**Extracted data entries:**
[Start of section]
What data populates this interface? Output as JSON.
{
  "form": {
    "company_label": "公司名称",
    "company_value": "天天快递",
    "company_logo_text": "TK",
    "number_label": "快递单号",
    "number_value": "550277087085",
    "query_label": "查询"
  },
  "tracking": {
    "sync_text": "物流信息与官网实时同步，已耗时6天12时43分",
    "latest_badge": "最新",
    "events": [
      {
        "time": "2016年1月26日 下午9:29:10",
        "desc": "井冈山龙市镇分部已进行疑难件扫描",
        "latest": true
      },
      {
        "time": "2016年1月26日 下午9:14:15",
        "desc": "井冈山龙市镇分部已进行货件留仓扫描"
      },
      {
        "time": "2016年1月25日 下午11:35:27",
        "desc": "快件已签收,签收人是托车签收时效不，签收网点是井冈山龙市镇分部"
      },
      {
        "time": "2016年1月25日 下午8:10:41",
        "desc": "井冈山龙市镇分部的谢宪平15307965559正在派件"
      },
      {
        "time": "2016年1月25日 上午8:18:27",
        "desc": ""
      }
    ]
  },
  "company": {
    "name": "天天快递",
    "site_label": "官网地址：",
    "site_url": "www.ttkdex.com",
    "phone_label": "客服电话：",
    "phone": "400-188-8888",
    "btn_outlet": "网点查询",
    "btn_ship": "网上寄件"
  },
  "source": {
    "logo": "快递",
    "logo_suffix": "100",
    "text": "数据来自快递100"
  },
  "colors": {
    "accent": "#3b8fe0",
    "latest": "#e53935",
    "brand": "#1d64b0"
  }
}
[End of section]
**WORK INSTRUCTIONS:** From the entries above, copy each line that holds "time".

**OUTPUT OF THE TASK:**
        "time": "2016年1月26日 下午9:29:10",
        "time": "2016年1月26日 下午9:14:15",
        "time": "2016年1月25日 下午11:35:27",
        "time": "2016年1月25日 下午8:10:41",
        "time": "2016年1月25日 上午8:18:27",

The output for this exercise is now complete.